Permaculture for the Rest of Us—Abundant Living on Less Than an Acre
By Jenni Blackmore
I loved reading this book! It is so down-to-earth (appropriate for a gardening book!), practical and funny. It leads you on and on from one garden topic to another with so much helpful information in every paragraph that you don’t want it to end. It’s the first garden book I’ve read that reads as easy as a good novel.
This book is written by a woman who moved to a windswept island off of Nova Scotia 25 years ago to make a sustainable farm on poor clay soils facing challenging weather. Sounds like Montana! She learned by doing and along the way became educated in permaculture principals. Permaculture was developed in tropical places but lucky for us Jenni Blackmore is here to apply these principals to places like Montana.

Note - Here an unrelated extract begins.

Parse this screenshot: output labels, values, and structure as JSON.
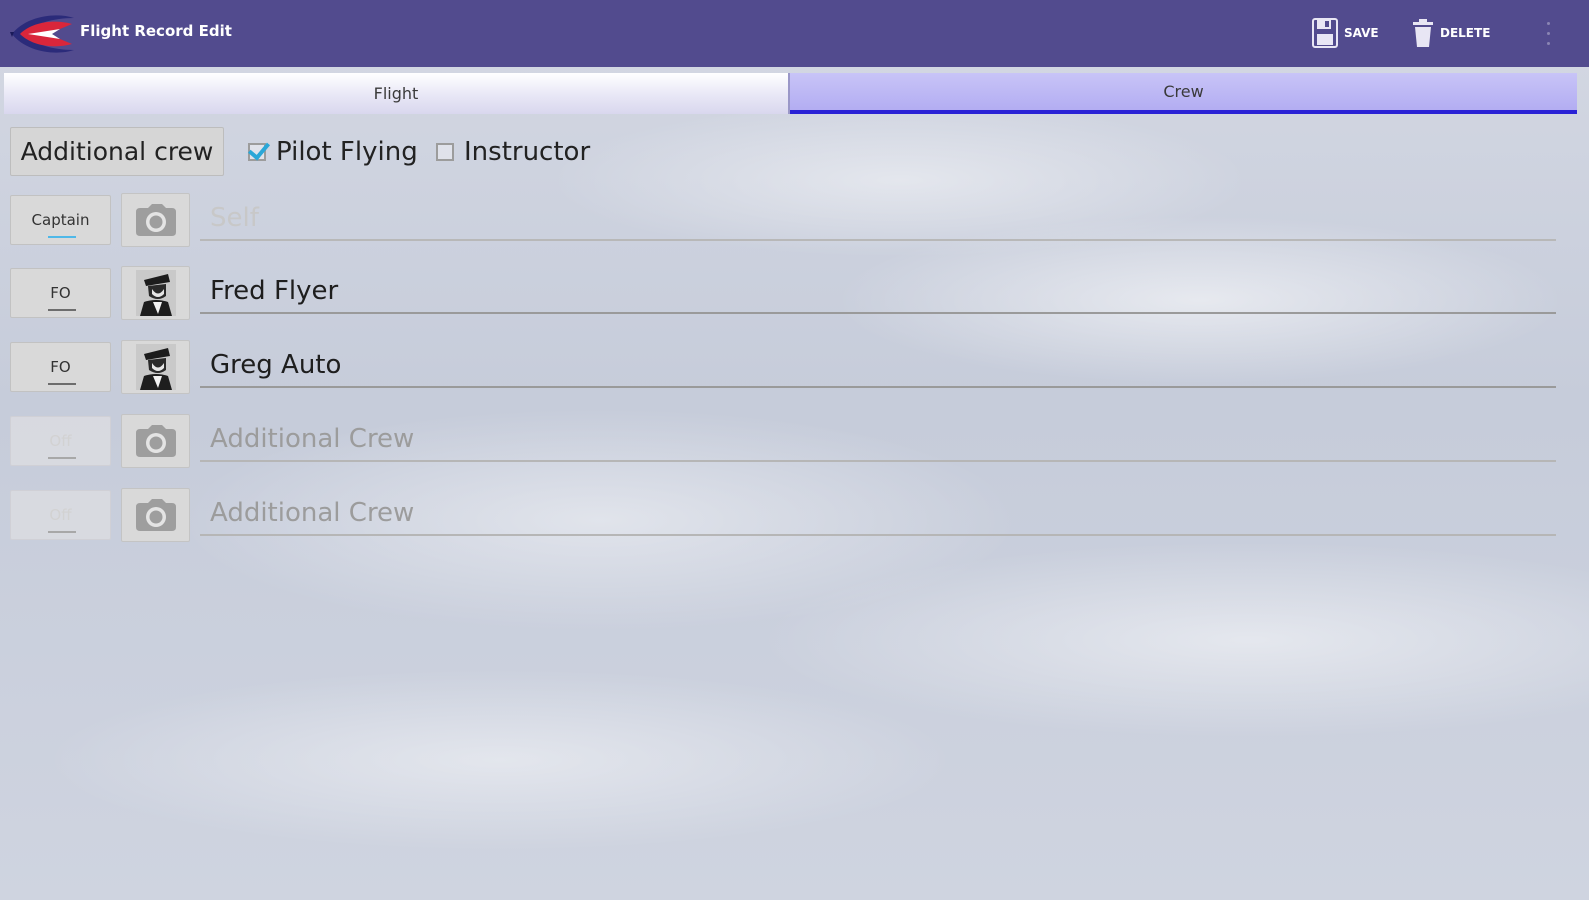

While providing much useful information, the book does not go into depth on any given topic. As such it is very accessible and helpful to a beginning gardener. But the information also validates and reinforces a more experienced gardener’s knowledge and provides many suggestions that even master gardeners may not have tried yet. Two I am trying this year are: snipping the plants I thin rather than pulling them so as not to disturb the roots of the young plants I want to keep; and rather than trying to plant small lettuce and greens seeds in wet spring soil, broadcast the seeds on the soil, then cover with a thin layer of potting soil (or topsoil).
Jenni looks at her farm as a system, interlocking and logical. She encourages looking at the whole system—the physical components, the interdependent functioning, and the development in time. Her farm is less than an acre but she is able to provide much of the food for her family. She has learned by doing and her knowledge may help the rest of us prevent some errors without having to learn the hard way.
To give you an enticing sample of Jenni’s writing, here is her description of the purpose of the book from her introduction: “My purpose here is to write an encouragement manual, an if we can do it then for certain you can kind of book, a book that might save others from getting bogged down by the same mistakes we made and which simplifies and elevates permaculture methodology to its rightful status….While not wanting it to read like a text book, I do want to supply enough concrete information to facilitate success…Whether it’s a speed read during the first heady days of spring planting or leisurely dreaming on a cold winter’s afternoon, read on. And enjoy!”
This very enjoyable book is available by order from Barnes and Noble.
Book review submitted by Ann Guthals